USC Trustee Malcolm Currie, PhD, and his wife, Barbara, have given $10 million toward the endowment of the Keck School of Medicine of USC and construction of the USC Michelson Center for Convergent Bioscience.
In recognition of their investment in the university’s biomedical research and education, two facilities will be named in honor of the Curries: a new Health Sciences Campus residence hall that will open in 2016 and the lobby of the USC Michelson Center.

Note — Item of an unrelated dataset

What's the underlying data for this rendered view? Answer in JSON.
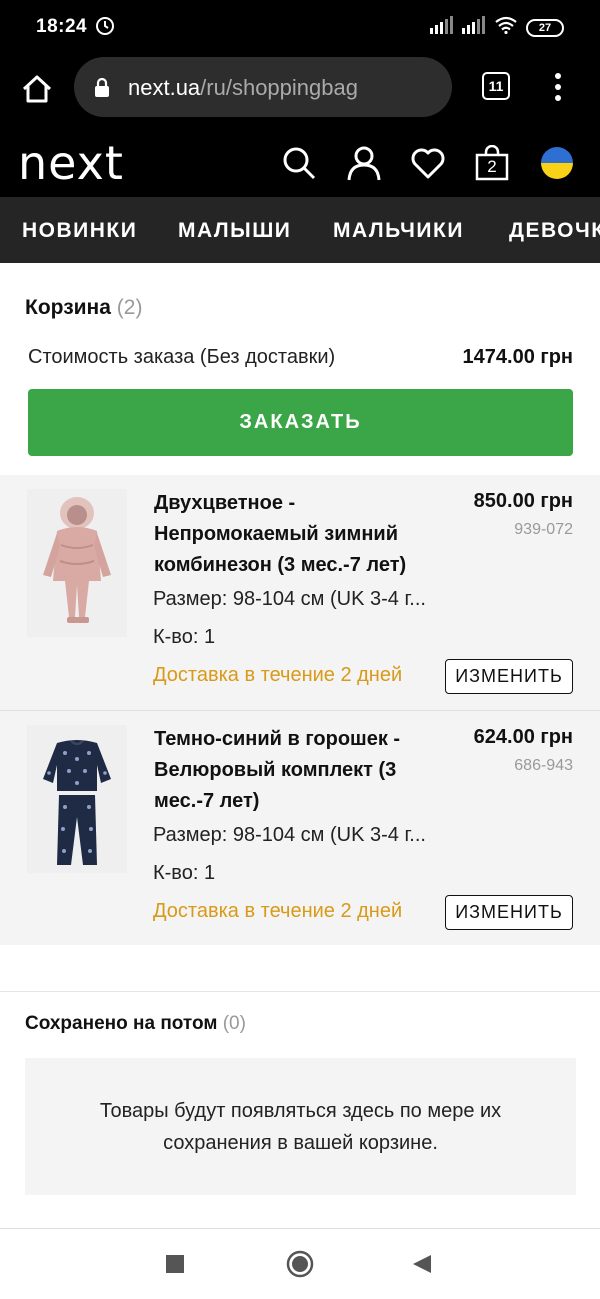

An engineering physicist who was chair and CEO of Hughes Aircraft, Malcolm Currie has served as a member of the USC Board of Trustees since 1989 and chaired the board from 1995-2000. He and his wife, Barbara, have been generous supporters of the university, endowing the Malcolm R. Currie Chair in Technology and the Humanities in 2008. The chair, currently held by USC President C. L. Max Nikias, was USC’s first endowed faculty position honoring exceptional achievements in both realms.
“The Trojan Family will be forever grateful to Mal and Barbara for their leadership, generosity and commitment to our university,” Nikias said. “Their outstanding support of USC’s medical research and education has done so much to transform Los Angeles into a vibrant center for biomedical innovations, and it has kept the university at the very fore of this growth.”
The Malcolm and Barbara Currie Residence Hall will add 450 beds for HSC students. The building, now under construction, will include a day care facility for students with families.
The USC Michelson Center will be the largest building on the University Park Campus when completed in 2017. It aims to be a catalyst for a biomedical research corridor in Los Angeles. The Malcolm and Barbara Currie Lobby within the 190,000-square-foot space will be the gateway to a center where engineers and scientists will work together to advance bioscience and bio-engineering research.
“I feel very privileged to have been part of USC’s rise to recognition as one of the world’s great research universities, and I look forward to USC’s continuing major contributions to society from our focus on the convergence of the engineering and medical sciences,” Malcolm Currie said.
A defense and aerospace industry leader whose work underpins today’s national security systems, Malcolm Currie served in the 1970s as Undersecretary of Defense for Research and Engineering and as the U.S.-designated national armament director in NATO. He is also known for leading Hughes Aircraft from 1988 to 1993.
— Lynn Lipinski